Municipal bond prices fell with Treasuries yesterday following stronger-than-expected growth in June durable goods orders, while brisk demand greeted California's $3 billion of short-term notes.
Walter Beveridge, portfolio manager of the $1.24 billion Schwab California Tax-Exempt Money Fund and the $2.9 billion Schwab Tax-Free Money Market Fund, was among the buyers of the California revenue anticipation notes.
"The yield to maturity, I think, was decent," Beveridge said."It's a liquid name, everybody knows it, [and] the ratings were in place --decent ones."
Beveridge noted that at the repricing, the yield on the 5% fixed-rate notes was lowered to 4.10% from 4.20%. Roughly $700 million of the offering was done as floating-rate securities, leaving $2.3 billion to satisfy an estimated $4 billion of orders for fixed-rate bonds.
State officials said the $700 million of floating-rate notes were sold in a competitive bidding process. Merrill Lynch won $200 million of the notes structured to pay 72% of the one-month London Interbank Offered Rate. BT Securities won $100 million of similar notes.
The remainder of the notes will pay the PSA's municipal swap index plus 10 basis points. CS First Boston won $200 million of the PSA notes, J.P. Morgan Securities won $100 million, Dillon Read & Co. won $50 million, and Bank Of America won $50 million.

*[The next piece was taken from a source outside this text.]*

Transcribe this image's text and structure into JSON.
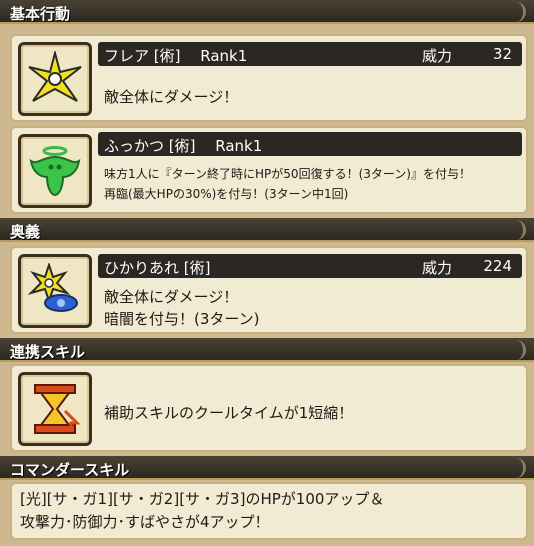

John Guarascio, an associate municipal portfolio manager at the Benham Group, said Benham purchased the notes. Benham is buying for two California money market funds and a national money market fund that total $700 million in assets, Guarascio said.
"There was good demand all the way around between retail and institutional buyers," he said.
Guarascio said that yesterday's deal might have gotten a boost from a potential tax problem brought to light by last week's California revenue anticipation warrants deal, he said.
Under recent tax regulations, bonds that do not pay interest in the first year are considered original issue discount bonds, which could more easily create market discount subject to taxation. While the California state controller's office rectified the problem by adding an additional coupon payment on the RAWs, the event raised questions concerning what would happen to like issues that don't pay a coupon within one year.
While yesterday's California note deal nearly encountered similar difficulty, the U.S. Treasury lifted a regulation indefinitely pending further study. The Internal Revenue Service regulation, which took effect in April, stated that any interest on a security maturing in less than one year would be added to the principal, which in effect would make them zero coupon bonds. They then would have been subject to the market discount role, increasing the possibilty of taxable market discount income.
However, because the IRS issued an opinion that original issue discount rules will not apply to tax-exempt notes with maturities of a year or less, the RANs deal, with its MIG-1 and SP1-plus ratings, looks attractive relative to other choices buyers might have, Guarascio said.
In a press release, California State Treasurer Kathleen Brown obtained what she called "extremely favorable rates through some hard bargaining" on the $3 billion of notes, which completes the second and final leg of California's $7 billion cash borrowing.
"After yet another state budget impasse and unnecessary costs associated with it, this finally represents some good news for taxpayers," Brown said, "Aggressive marketing, the use of innovative market tools, and tough fiscal management enabled us to drive the cost down, saving tax payers more than $2 million."
According to the release, the RANs were part of a cash management plan designed by the Treasurer and the controller, and agreed to by the Governor that will afford the state money "to meet normal cash obligations during months when revenues are low." They will also allow the state to pay $1.2 billion in short-term warrants that mature on Dec. 21, 1994, the release says.
Turning to the yesterday's secondary activity, municipals fell with Treasuries following the durable goods report.
"It's off pretty good," a municipal trader said. The trader also pointed to 15 bid lists totaling roughly $200 million. One list, from a fund, totaled $40 million by itself, the trader said.
"It' s pretty well spread out -- insurance companies, the funds," the trader said.
Dollar bond prices fell 1/4 to 3/8s overall, while yields on high-grade issues rose by about three basis points. Activity was light. The 30-year Treasury bond closed down. more than 5/8s to yield 7.60%.
New orders for durable goods grew 1.3% in June. That growth was helped by a large gain in autos, the Commerce Department reported. June's gain marked the fourth in a row, and the 10th in the last 11 months.
In the new issue market, a Merrill Lynch & Co. group priced and repriced $105 million New York State Medical Care Facilities Finance Agency FHAinsured mortgage project revenue bonds for the Hospital for Special Surgery.
The offering consisted of 2004, 2014, 2024 and 2034 maturities, with the 2034 maturity priced to yield 6.467%. At the repricing, the yield on the 2004 maturity was lowered by 10 basis points, while the yield on the 2024 maturity was raised by two basis points, and the yield on the 2034 maturity was lifted by four basis points.